* _WORK INSTRUCTION_: Comb the records below for the string "Todos" and copy each line where it turns up.

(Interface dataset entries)
^^^^

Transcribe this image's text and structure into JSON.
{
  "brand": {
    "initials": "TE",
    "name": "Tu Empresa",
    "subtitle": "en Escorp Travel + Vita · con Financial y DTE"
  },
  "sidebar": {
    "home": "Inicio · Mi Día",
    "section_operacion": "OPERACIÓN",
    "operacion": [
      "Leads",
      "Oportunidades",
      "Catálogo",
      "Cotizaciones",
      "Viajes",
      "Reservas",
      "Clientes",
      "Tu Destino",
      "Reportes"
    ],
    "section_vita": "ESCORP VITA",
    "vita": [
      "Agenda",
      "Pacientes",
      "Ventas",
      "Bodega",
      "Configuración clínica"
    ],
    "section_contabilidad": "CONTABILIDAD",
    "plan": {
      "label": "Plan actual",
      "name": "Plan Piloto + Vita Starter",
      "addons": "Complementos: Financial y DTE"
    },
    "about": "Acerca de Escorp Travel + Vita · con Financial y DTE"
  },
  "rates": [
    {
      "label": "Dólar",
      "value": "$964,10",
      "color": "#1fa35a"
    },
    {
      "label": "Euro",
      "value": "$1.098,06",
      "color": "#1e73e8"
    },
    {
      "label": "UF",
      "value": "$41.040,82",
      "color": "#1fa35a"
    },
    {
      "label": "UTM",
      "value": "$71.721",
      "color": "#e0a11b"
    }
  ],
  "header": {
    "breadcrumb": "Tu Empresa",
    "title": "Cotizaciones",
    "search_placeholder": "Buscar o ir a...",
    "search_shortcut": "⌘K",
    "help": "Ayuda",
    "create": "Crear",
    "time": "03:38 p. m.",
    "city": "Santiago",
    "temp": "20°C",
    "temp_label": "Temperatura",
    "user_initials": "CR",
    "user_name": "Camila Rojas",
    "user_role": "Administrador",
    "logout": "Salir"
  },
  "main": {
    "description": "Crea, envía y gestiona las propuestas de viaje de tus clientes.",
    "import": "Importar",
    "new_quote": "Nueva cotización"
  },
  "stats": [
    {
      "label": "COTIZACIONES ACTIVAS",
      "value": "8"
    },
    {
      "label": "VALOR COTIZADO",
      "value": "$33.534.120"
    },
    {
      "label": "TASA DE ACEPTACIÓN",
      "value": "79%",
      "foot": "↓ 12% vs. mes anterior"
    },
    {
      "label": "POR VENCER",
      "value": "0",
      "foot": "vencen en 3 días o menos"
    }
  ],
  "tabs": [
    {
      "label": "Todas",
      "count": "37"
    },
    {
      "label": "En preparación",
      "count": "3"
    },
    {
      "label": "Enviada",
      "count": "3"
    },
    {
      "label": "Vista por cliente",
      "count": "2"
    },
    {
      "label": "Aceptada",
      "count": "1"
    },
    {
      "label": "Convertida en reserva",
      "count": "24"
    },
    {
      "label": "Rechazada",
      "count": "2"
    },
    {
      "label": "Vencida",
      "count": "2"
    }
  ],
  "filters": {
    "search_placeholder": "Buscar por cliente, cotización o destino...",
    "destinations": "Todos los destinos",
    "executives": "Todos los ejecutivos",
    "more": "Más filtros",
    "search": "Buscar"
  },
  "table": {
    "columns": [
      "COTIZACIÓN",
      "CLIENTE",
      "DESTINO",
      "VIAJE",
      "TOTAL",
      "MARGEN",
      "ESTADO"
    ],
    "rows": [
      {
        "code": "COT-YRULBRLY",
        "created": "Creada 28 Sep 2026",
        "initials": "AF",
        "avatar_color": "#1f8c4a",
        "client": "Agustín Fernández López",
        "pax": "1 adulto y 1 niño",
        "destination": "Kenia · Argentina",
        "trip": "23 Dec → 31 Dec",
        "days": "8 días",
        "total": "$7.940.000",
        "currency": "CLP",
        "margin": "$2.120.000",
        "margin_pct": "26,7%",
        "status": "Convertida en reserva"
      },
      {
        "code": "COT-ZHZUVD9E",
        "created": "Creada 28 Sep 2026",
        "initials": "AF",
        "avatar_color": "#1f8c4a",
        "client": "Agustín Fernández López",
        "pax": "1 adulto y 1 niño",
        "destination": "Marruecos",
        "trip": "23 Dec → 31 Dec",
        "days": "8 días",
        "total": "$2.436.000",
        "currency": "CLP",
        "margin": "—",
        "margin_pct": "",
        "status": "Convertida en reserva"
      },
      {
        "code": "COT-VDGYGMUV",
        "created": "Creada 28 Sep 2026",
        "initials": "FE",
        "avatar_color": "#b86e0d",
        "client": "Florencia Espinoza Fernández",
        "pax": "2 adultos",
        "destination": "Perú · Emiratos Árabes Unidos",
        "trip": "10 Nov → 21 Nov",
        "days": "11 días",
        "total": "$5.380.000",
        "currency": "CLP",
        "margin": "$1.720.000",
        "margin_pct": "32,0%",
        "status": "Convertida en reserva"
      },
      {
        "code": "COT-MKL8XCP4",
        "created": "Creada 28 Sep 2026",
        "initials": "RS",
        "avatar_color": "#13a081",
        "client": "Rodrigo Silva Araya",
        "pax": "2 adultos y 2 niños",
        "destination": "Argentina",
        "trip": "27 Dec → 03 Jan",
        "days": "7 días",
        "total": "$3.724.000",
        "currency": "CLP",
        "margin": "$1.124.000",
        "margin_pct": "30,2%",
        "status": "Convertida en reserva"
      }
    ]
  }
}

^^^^

* _REPLY_:
    "destinations": "Todos los destinos",
    "executives": "Todos los ejecutivos",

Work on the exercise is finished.